Input data:
....................

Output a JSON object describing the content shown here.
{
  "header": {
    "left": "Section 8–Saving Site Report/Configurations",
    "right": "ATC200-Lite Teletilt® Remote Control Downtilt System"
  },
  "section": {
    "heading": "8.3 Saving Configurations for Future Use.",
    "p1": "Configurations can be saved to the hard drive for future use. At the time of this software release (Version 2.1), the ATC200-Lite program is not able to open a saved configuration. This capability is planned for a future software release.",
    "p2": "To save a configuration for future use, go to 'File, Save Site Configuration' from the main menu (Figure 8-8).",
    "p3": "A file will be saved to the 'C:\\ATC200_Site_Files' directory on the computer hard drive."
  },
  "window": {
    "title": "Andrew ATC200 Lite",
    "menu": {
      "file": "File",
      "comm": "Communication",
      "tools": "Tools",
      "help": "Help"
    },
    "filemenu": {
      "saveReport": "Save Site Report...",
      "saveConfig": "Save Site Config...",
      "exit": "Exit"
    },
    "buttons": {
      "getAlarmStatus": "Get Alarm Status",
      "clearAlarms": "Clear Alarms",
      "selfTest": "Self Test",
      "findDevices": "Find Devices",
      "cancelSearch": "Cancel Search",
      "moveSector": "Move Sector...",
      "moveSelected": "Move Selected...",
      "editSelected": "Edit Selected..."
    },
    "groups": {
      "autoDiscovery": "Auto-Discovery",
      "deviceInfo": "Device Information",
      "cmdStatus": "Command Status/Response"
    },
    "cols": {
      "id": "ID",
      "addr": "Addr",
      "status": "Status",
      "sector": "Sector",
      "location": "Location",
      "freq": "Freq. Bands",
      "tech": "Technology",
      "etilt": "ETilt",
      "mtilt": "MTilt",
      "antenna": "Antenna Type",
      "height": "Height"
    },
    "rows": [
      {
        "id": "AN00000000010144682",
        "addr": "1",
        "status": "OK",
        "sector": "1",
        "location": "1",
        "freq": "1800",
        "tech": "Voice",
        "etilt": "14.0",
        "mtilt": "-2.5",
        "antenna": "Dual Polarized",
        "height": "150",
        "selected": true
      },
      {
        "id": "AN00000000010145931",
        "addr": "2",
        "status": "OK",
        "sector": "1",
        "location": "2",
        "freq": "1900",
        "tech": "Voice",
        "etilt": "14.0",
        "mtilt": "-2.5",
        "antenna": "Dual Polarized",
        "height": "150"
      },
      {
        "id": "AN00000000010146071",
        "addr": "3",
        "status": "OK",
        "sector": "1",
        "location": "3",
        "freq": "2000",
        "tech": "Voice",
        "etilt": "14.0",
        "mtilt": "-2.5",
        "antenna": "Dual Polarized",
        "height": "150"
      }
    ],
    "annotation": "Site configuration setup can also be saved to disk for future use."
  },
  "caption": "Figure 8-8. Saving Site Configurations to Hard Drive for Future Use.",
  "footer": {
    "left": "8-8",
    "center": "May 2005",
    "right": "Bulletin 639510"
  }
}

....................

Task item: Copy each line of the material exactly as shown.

Completed task:
Output a JSON object describing the content shown here.
{
  "header": {
    "left": "Section 8–Saving Site Report/Configurations",
    "right": "ATC200-Lite Teletilt® Remote Control Downtilt System"
  },
  "section": {
    "heading": "8.3 Saving Configurations for Future Use.",
    "p1": "Configurations can be saved to the hard drive for future use. At the time of this software release (Version 2.1), the ATC200-Lite program is not able to open a saved configuration. This capability is planned for a future software release.",
    "p2": "To save a configuration for future use, go to 'File, Save Site Configuration' from the main menu (Figure 8-8).",
    "p3": "A file will be saved to the 'C:\\ATC200_Site_Files' directory on the computer hard drive."
  },
  "window": {
    "title": "Andrew ATC200 Lite",
    "menu": {
      "file": "File",
      "comm": "Communication",
      "tools": "Tools",
      "help": "Help"
    },
    "filemenu": {
      "saveReport": "Save Site Report...",
      "saveConfig": "Save Site Config...",
      "exit": "Exit"
    },
    "buttons": {
      "getAlarmStatus": "Get Alarm Status",
      "clearAlarms": "Clear Alarms",
      "selfTest": "Self Test",
      "findDevices": "Find Devices",
      "cancelSearch": "Cancel Search",
      "moveSector": "Move Sector...",
      "moveSelected": "Move Selected...",
      "editSelected": "Edit Selected..."
    },
    "groups": {
      "autoDiscovery": "Auto-Discovery",
      "deviceInfo": "Device Information",
      "cmdStatus": "Command Status/Response"
    },
    "cols": {
      "id": "ID",
      "addr": "Addr",
      "status": "Status",
      "sector": "Sector",
      "location": "Location",
      "freq": "Freq. Bands",
      "tech": "Technology",
      "etilt": "ETilt",
      "mtilt": "MTilt",
      "antenna": "Antenna Type",
      "height": "Height"
    },
    "rows": [
      {
        "id": "AN00000000010144682",
        "addr": "1",
        "status": "OK",
        "sector": "1",
        "location": "1",
        "freq": "1800",
        "tech": "Voice",
        "etilt": "14.0",
        "mtilt": "-2.5",
        "antenna": "Dual Polarized",
        "height": "150",
        "selected": true
      },
      {
        "id": "AN00000000010145931",
        "addr": "2",
        "status": "OK",
        "sector": "1",
        "location": "2",
        "freq": "1900",
        "tech": "Voice",
        "etilt": "14.0",
        "mtilt": "-2.5",
        "antenna": "Dual Polarized",
        "height": "150"
      },
      {
        "id": "AN00000000010146071",
        "addr": "3",
        "status": "OK",
        "sector": "1",
        "location": "3",
        "freq": "2000",
        "tech": "Voice",
        "etilt": "14.0",
        "mtilt": "-2.5",
        "antenna": "Dual Polarized",
        "height": "150"
      }
    ],
    "annotation": "Site configuration setup can also be saved to disk for future use."
  },
  "caption": "Figure 8-8. Saving Site Configurations to Hard Drive for Future Use.",
  "footer": {
    "left": "8-8",
    "center": "May 2005",
    "right": "Bulletin 639510"
  }
}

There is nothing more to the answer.